- [TASK INSTRUCTIONS]: Reproduce every entry exactly as given.
*** RECORDS FOR THIS EXERCISE
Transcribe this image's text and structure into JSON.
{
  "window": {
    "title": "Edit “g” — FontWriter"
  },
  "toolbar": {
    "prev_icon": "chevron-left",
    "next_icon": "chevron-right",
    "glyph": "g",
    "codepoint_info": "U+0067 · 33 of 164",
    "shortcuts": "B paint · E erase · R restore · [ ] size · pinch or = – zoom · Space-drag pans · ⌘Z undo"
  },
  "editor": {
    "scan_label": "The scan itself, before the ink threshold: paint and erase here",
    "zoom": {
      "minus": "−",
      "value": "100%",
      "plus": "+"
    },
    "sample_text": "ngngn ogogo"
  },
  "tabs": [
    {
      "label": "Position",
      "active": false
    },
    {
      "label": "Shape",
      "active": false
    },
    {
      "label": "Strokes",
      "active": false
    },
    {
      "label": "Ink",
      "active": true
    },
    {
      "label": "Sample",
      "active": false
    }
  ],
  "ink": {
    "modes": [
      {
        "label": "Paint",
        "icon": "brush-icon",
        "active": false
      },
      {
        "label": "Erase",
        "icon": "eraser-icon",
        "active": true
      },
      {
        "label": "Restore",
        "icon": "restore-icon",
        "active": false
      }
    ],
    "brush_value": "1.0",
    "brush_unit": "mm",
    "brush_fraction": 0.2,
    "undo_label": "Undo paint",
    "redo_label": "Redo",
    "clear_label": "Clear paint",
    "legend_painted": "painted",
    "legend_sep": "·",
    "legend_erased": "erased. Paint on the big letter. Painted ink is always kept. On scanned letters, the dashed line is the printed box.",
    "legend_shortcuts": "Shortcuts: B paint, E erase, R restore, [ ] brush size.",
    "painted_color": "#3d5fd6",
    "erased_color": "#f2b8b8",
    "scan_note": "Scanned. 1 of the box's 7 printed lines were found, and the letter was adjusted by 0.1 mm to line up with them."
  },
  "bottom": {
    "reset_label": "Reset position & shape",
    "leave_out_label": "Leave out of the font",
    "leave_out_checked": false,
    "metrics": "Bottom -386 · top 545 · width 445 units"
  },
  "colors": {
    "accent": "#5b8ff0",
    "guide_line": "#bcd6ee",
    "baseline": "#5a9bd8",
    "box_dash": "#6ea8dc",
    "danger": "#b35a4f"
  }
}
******
- [ANSWER BELOW]:
Transcribe this image's text and structure into JSON.
{
  "window": {
    "title": "Edit “g” — FontWriter"
  },
  "toolbar": {
    "prev_icon": "chevron-left",
    "next_icon": "chevron-right",
    "glyph": "g",
    "codepoint_info": "U+0067 · 33 of 164",
    "shortcuts": "B paint · E erase · R restore · [ ] size · pinch or = – zoom · Space-drag pans · ⌘Z undo"
  },
  "editor": {
    "scan_label": "The scan itself, before the ink threshold: paint and erase here",
    "zoom": {
      "minus": "−",
      "value": "100%",
      "plus": "+"
    },
    "sample_text": "ngngn ogogo"
  },
  "tabs": [
    {
      "label": "Position",
      "active": false
    },
    {
      "label": "Shape",
      "active": false
    },
    {
      "label": "Strokes",
      "active": false
    },
    {
      "label": "Ink",
      "active": true
    },
    {
      "label": "Sample",
      "active": false
    }
  ],
  "ink": {
    "modes": [
      {
        "label": "Paint",
        "icon": "brush-icon",
        "active": false
      },
      {
        "label": "Erase",
        "icon": "eraser-icon",
        "active": true
      },
      {
        "label": "Restore",
        "icon": "restore-icon",
        "active": false
      }
    ],
    "brush_value": "1.0",
    "brush_unit": "mm",
    "brush_fraction": 0.2,
    "undo_label": "Undo paint",
    "redo_label": "Redo",
    "clear_label": "Clear paint",
    "legend_painted": "painted",
    "legend_sep": "·",
    "legend_erased": "erased. Paint on the big letter. Painted ink is always kept. On scanned letters, the dashed line is the printed box.",
    "legend_shortcuts": "Shortcuts: B paint, E erase, R restore, [ ] brush size.",
    "painted_color": "#3d5fd6",
    "erased_color": "#f2b8b8",
    "scan_note": "Scanned. 1 of the box's 7 printed lines were found, and the letter was adjusted by 0.1 mm to line up with them."
  },
  "bottom": {
    "reset_label": "Reset position & shape",
    "leave_out_label": "Leave out of the font",
    "leave_out_checked": false,
    "metrics": "Bottom -386 · top 545 · width 445 units"
  },
  "colors": {
    "accent": "#5b8ff0",
    "guide_line": "#bcd6ee",
    "baseline": "#5a9bd8",
    "box_dash": "#6ea8dc",
    "danger": "#b35a4f"
  }
}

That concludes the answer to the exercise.